§ **ABOUT THIS EXERCISE**:
Go through the lines below. Copy those with "icon".

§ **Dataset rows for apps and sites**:
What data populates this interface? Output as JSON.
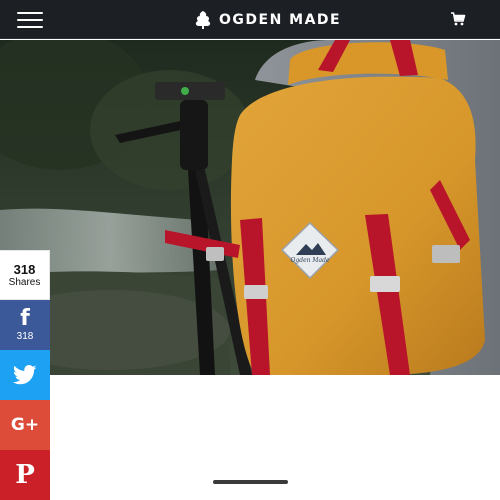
{
  "header": {
    "brand_name": "OGDEN MADE",
    "logo_icon": "tree-icon",
    "menu_icon": "hamburger-menu-icon",
    "cart_icon": "shopping-cart-icon",
    "background": "#1c1f24"
  },
  "hero": {
    "image": "yellow-backpack-with-tripod-photo",
    "patch_text": "Ogden Made"
  },
  "share": {
    "total_count": "318",
    "total_label": "Shares",
    "facebook": {
      "icon": "facebook-icon",
      "glyph": "f",
      "count": "318",
      "color": "#3b5998"
    },
    "twitter": {
      "icon": "twitter-bird-icon",
      "color": "#1da1f2"
    },
    "google_plus": {
      "icon": "google-plus-icon",
      "glyph": "G+",
      "color": "#dd4b39"
    },
    "pinterest": {
      "icon": "pinterest-icon",
      "glyph": "P",
      "color": "#cb2027"
    }
  }
}
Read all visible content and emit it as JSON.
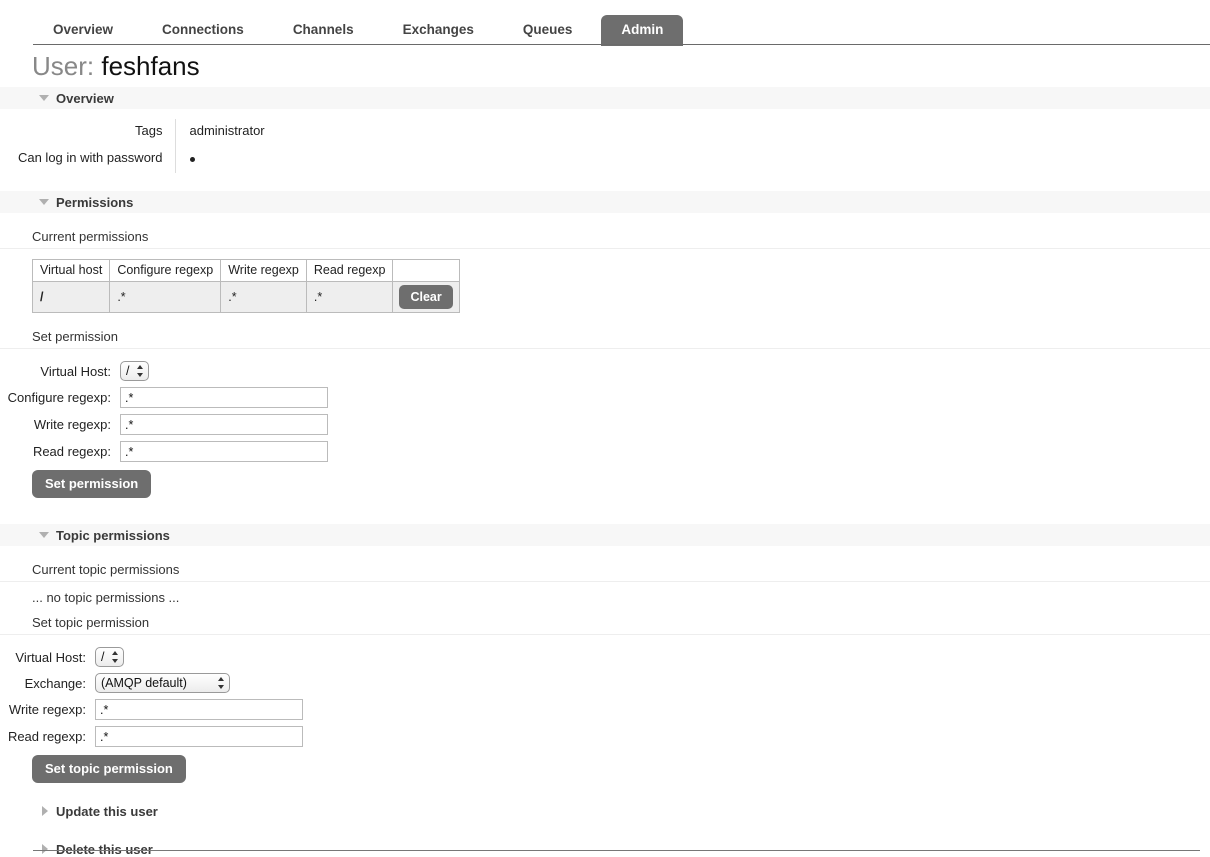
{
  "nav": {
    "tabs": [
      {
        "label": "Overview",
        "active": false
      },
      {
        "label": "Connections",
        "active": false
      },
      {
        "label": "Channels",
        "active": false
      },
      {
        "label": "Exchanges",
        "active": false
      },
      {
        "label": "Queues",
        "active": false
      },
      {
        "label": "Admin",
        "active": true
      }
    ]
  },
  "page": {
    "title_label": "User:",
    "title_name": "feshfans"
  },
  "overview": {
    "section_label": "Overview",
    "rows": [
      {
        "key": "Tags",
        "value": "administrator"
      },
      {
        "key": "Can log in with password",
        "value": "•"
      }
    ]
  },
  "permissions": {
    "section_label": "Permissions",
    "current_label": "Current permissions",
    "table": {
      "headers": [
        "Virtual host",
        "Configure regexp",
        "Write regexp",
        "Read regexp",
        ""
      ],
      "rows": [
        {
          "vhost": "/",
          "configure": ".*",
          "write": ".*",
          "read": ".*",
          "action_label": "Clear"
        }
      ]
    },
    "set_label": "Set permission",
    "form": {
      "vhost_label": "Virtual Host:",
      "vhost_value": "/",
      "vhost_options": [
        "/"
      ],
      "configure_label": "Configure regexp:",
      "configure_value": ".*",
      "write_label": "Write regexp:",
      "write_value": ".*",
      "read_label": "Read regexp:",
      "read_value": ".*",
      "submit_label": "Set permission"
    }
  },
  "topic_permissions": {
    "section_label": "Topic permissions",
    "current_label": "Current topic permissions",
    "empty_text": "... no topic permissions ...",
    "set_label": "Set topic permission",
    "form": {
      "vhost_label": "Virtual Host:",
      "vhost_value": "/",
      "vhost_options": [
        "/"
      ],
      "exchange_label": "Exchange:",
      "exchange_value": "(AMQP default)",
      "exchange_options": [
        "(AMQP default)"
      ],
      "write_label": "Write regexp:",
      "write_value": ".*",
      "read_label": "Read regexp:",
      "read_value": ".*",
      "submit_label": "Set topic permission"
    }
  },
  "footer_sections": [
    {
      "label": "Update this user"
    },
    {
      "label": "Delete this user"
    }
  ],
  "colors": {
    "accent": "#6e6e6e",
    "section_bg": "#f7f7f7",
    "table_row_bg": "#eeeeee",
    "border": "#bbbbbb"
  }
}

§ **REPLY TO THE EXERCISE**:
    "logo_icon": "tree-icon",
    "menu_icon": "hamburger-menu-icon",
    "cart_icon": "shopping-cart-icon",
      "icon": "facebook-icon",
      "icon": "twitter-bird-icon",
      "icon": "google-plus-icon",
      "icon": "pinterest-icon",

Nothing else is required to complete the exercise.